Monetary means of transaction at first beat the traditional barter trade. However, as time went by, the thought of carrying a ponderous pouch of coins for shopping appeared not only troublesome but thieves attracting. Hence, the Greek and Roman traders who bought goods from people faraway cities, invented checks to solve the problem. Not only are paper checks easy to carry around, they discouraged robbery as these checks can only be used by the person whose name is printed on the notes. Following this idea, banks later issued notes in exchange for gold deposited with them. These bank notes can then be used as cash. Finally, governments of today adopted the idea and began to print paper money, backed by gold for the country's use.
Today, besides enjoying the convenience of using paper notes as the mode of exchange, technology has led man to invent other means of transaction too like the credit and cash cards.
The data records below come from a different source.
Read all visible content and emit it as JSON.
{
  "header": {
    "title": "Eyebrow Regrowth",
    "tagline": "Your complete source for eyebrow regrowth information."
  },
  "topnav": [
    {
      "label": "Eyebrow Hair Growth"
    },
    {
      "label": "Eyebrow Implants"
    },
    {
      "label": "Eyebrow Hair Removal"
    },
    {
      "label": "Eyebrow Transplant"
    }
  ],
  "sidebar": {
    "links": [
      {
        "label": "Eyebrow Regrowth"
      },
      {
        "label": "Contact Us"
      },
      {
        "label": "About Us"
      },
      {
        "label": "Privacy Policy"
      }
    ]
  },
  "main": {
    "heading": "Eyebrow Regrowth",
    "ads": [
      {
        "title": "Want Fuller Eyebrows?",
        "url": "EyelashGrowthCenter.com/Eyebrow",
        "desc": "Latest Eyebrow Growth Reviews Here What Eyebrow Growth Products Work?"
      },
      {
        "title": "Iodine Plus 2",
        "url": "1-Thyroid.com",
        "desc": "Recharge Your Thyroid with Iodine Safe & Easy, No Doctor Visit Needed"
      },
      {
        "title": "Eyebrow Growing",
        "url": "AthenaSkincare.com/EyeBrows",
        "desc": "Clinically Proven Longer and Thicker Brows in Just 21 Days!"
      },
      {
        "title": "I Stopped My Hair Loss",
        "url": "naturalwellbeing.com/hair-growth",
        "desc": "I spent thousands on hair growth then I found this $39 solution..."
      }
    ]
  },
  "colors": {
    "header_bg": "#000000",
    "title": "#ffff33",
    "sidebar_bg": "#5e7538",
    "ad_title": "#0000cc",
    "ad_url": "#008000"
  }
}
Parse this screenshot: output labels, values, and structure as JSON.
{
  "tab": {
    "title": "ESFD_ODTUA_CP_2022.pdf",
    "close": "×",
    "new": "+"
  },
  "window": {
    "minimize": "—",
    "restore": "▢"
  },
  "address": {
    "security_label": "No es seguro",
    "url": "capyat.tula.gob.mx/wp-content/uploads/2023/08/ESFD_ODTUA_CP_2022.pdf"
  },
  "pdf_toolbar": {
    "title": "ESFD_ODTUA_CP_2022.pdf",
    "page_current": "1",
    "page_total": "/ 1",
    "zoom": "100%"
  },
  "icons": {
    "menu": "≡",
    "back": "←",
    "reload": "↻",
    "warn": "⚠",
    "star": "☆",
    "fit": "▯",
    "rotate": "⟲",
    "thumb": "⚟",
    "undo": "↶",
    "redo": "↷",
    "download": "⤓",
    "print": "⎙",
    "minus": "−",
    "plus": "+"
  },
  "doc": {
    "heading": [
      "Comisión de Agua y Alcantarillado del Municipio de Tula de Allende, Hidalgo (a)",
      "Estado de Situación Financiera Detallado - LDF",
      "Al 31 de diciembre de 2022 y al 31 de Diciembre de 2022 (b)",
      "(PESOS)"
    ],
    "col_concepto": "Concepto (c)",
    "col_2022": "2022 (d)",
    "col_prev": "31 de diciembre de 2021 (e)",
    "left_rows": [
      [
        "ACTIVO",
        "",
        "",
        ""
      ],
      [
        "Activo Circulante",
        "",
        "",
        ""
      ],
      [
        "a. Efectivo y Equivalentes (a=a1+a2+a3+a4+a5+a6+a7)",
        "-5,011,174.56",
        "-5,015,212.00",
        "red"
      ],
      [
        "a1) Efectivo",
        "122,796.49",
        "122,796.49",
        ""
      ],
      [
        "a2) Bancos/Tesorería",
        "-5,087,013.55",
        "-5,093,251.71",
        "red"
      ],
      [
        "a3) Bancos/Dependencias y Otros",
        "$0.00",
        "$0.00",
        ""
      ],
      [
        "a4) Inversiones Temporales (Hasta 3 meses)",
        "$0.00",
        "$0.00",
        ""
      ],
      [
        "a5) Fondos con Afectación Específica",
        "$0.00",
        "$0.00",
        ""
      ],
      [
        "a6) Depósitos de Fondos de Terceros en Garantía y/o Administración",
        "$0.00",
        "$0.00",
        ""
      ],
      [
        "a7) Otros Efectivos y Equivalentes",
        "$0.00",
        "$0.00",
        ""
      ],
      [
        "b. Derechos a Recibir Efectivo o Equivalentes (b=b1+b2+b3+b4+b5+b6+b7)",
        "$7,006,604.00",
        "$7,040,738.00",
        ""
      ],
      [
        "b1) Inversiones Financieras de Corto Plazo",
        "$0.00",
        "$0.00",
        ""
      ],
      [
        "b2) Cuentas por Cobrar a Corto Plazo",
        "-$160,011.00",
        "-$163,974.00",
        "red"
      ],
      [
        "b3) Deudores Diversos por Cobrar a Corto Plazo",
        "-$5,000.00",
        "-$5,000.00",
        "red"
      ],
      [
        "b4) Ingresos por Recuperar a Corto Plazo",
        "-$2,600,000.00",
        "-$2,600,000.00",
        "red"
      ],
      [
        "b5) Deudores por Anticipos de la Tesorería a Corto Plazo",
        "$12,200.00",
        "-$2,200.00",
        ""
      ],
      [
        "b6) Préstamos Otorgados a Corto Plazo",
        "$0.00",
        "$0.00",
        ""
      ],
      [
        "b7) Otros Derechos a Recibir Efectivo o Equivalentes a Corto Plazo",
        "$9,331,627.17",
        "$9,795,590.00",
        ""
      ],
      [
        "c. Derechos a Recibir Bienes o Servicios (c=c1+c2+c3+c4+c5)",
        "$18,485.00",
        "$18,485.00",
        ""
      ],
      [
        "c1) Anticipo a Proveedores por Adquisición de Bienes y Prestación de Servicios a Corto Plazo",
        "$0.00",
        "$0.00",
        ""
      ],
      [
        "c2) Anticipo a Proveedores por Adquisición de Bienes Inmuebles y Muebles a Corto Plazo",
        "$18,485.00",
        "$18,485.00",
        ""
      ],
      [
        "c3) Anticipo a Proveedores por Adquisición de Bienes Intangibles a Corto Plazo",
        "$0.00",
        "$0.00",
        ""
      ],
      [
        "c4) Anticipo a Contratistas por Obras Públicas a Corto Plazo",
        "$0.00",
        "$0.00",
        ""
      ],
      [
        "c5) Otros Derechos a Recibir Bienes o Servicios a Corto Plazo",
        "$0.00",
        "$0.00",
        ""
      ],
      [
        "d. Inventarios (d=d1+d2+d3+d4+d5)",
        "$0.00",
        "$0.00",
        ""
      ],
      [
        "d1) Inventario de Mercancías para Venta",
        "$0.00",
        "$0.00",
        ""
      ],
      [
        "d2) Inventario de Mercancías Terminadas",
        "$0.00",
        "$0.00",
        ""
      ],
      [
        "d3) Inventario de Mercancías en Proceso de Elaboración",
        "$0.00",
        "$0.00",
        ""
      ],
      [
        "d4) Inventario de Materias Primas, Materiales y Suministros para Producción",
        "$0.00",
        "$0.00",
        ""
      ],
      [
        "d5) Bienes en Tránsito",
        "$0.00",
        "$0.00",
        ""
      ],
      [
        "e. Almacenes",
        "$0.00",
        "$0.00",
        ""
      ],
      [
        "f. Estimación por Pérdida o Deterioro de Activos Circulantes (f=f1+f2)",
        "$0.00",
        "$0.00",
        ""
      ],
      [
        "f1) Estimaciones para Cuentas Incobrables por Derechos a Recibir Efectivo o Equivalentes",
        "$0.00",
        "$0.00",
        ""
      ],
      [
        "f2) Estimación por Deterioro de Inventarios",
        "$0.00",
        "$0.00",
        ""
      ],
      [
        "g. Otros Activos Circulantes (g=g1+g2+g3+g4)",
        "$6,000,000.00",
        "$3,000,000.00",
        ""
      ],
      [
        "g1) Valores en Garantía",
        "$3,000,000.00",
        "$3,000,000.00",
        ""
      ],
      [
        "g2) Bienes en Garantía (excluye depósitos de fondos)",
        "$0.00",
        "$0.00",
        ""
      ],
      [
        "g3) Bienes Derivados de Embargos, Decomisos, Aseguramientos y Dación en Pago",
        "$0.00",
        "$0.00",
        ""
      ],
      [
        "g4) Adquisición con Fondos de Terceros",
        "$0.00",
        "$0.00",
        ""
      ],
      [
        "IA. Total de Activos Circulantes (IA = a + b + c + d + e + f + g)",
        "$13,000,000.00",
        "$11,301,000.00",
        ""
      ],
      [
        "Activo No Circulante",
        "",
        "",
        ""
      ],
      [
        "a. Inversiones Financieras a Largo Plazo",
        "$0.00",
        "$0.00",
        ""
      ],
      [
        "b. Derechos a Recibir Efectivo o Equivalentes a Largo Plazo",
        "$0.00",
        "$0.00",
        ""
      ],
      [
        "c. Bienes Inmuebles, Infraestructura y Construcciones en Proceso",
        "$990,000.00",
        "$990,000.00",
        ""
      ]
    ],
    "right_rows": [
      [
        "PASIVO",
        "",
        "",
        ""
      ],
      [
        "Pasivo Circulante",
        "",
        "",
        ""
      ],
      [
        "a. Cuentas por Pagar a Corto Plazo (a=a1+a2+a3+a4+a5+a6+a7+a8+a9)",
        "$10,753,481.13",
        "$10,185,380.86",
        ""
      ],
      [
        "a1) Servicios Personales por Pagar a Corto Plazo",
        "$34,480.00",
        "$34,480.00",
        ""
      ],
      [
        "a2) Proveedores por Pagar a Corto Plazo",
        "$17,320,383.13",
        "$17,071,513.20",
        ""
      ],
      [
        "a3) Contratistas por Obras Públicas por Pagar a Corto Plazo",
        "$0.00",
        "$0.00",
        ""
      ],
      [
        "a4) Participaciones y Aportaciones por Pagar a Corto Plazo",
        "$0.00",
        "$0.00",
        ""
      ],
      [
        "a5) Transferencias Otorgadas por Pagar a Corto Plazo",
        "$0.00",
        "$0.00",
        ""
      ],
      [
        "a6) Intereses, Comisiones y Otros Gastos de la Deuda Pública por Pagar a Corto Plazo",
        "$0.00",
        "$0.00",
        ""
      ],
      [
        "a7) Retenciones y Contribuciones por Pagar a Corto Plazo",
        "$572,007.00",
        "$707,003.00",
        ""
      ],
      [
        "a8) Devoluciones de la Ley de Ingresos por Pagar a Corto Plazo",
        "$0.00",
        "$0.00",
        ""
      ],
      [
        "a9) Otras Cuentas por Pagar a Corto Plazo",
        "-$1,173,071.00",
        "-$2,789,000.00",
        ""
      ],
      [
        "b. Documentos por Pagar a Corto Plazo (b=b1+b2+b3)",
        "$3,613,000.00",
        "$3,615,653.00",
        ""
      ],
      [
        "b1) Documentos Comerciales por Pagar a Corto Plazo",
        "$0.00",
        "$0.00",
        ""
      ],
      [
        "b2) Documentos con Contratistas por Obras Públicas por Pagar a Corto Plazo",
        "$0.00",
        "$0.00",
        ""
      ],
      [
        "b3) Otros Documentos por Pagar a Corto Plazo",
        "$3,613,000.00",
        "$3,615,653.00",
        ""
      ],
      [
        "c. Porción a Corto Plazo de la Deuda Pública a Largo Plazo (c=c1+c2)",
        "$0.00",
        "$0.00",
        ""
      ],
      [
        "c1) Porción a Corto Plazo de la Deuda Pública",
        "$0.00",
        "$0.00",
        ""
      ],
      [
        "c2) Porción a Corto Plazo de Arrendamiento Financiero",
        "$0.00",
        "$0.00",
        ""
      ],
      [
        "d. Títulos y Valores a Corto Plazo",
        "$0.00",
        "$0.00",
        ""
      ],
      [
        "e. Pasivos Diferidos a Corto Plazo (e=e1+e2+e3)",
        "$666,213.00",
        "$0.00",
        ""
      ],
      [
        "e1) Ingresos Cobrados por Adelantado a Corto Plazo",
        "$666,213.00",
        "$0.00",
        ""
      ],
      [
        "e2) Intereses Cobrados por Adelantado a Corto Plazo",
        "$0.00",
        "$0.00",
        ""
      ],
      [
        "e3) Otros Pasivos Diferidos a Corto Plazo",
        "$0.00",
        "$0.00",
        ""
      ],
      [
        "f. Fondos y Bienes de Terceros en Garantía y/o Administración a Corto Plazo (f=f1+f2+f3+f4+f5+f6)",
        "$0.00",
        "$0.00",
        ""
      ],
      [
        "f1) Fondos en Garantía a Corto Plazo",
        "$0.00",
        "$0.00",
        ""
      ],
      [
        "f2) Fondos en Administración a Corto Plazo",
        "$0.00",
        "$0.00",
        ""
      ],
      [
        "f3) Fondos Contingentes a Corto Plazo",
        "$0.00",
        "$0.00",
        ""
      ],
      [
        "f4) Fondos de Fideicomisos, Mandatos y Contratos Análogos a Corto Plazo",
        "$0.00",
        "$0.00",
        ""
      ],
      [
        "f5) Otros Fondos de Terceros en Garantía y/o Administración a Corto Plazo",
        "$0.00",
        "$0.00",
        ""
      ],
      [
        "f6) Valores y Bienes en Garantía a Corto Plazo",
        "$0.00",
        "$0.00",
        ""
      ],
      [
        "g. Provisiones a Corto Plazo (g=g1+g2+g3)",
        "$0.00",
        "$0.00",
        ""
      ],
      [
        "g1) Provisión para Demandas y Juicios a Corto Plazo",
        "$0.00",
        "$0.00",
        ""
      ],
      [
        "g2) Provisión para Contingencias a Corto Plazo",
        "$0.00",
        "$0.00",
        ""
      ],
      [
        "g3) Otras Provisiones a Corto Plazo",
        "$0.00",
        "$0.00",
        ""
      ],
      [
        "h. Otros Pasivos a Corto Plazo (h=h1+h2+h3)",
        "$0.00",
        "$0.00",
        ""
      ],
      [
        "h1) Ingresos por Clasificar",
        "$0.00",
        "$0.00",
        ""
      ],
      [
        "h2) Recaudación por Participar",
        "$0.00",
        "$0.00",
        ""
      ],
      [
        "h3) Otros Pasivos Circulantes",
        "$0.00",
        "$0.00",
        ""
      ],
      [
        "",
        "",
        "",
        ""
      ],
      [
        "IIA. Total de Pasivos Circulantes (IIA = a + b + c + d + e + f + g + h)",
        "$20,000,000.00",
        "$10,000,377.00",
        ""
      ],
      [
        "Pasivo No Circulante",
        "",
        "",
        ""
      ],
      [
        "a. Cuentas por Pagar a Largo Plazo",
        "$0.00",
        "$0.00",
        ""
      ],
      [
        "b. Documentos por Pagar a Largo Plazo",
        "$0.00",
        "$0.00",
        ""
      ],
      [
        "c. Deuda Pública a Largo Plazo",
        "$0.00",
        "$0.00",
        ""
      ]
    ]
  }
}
Make a summary of not more than 120 words, describing the various means of transportation.
The means of transportation has changed and improved over many centuries. Long ago, during the times of the kings and knights, animals such as horses, buffaloes and camels were used by man for transportation purposes. These animals no doubt did save man from traveling by foot, they took a long time to complete the journeys, especially when transporting goods.
In 1825, George Stephenson's opening of the first railway marked a significant progress in the history of transportation. Railways were in popular demand because they could carry more people and loads. More importantly, they ran faster than animals. Railways improved the communication networks and hence, imports and exports of goods and people traveling out of their towns or even countries to work were made possible. Unfortunately, since the invention of motor vehicles, the popularity of railways has declined.
Motor vehicles were first invented in the eighteenth century. These vehicles were preferred by many people as they do not run on tracks and hence do not have fixed routes. Travelers can then plan their own routes to suit their convenience. This is especially so when the destinations are places like small towns or remote areas. In these places, few or even none of the trains ever reach them; so traveling by the motor vehicle would solve this problem. Over many years of modifications, the motor vehicle is now one of the most commonly used means of transportation. Today, we travel in cars, taxis, buses, lorries or vans almost every day.
Another form of transportation is by water. It may be the slowest but definitely the cheapest form of bulk transportation. Though over the centuries of innovations, water transportation has improved from the ancient wind dependent yachts to the modern motor driven ships, journeys by water are still characterized by the dangers and unpredictability of meeting natural disasters like the storms.
The evolution of world transportation has reached its pinnacle with the invention of airplanes. Transportation by planes is the easiest and fastest. Planes gliding smoothly in the air, are not obstructed by seas, hills, buildings and so on. Though convenient, this means of transport is the most expensive. Despite the popular demand, the transportation network of the planes is still not a balanced and complete one till today. Developed countries tend to make use of air transportation more frequently than the less developed ones as they do more exporting and importing of goods and also have more people traveling to and fro their countries. Hence, the networks in these developed countries are denser.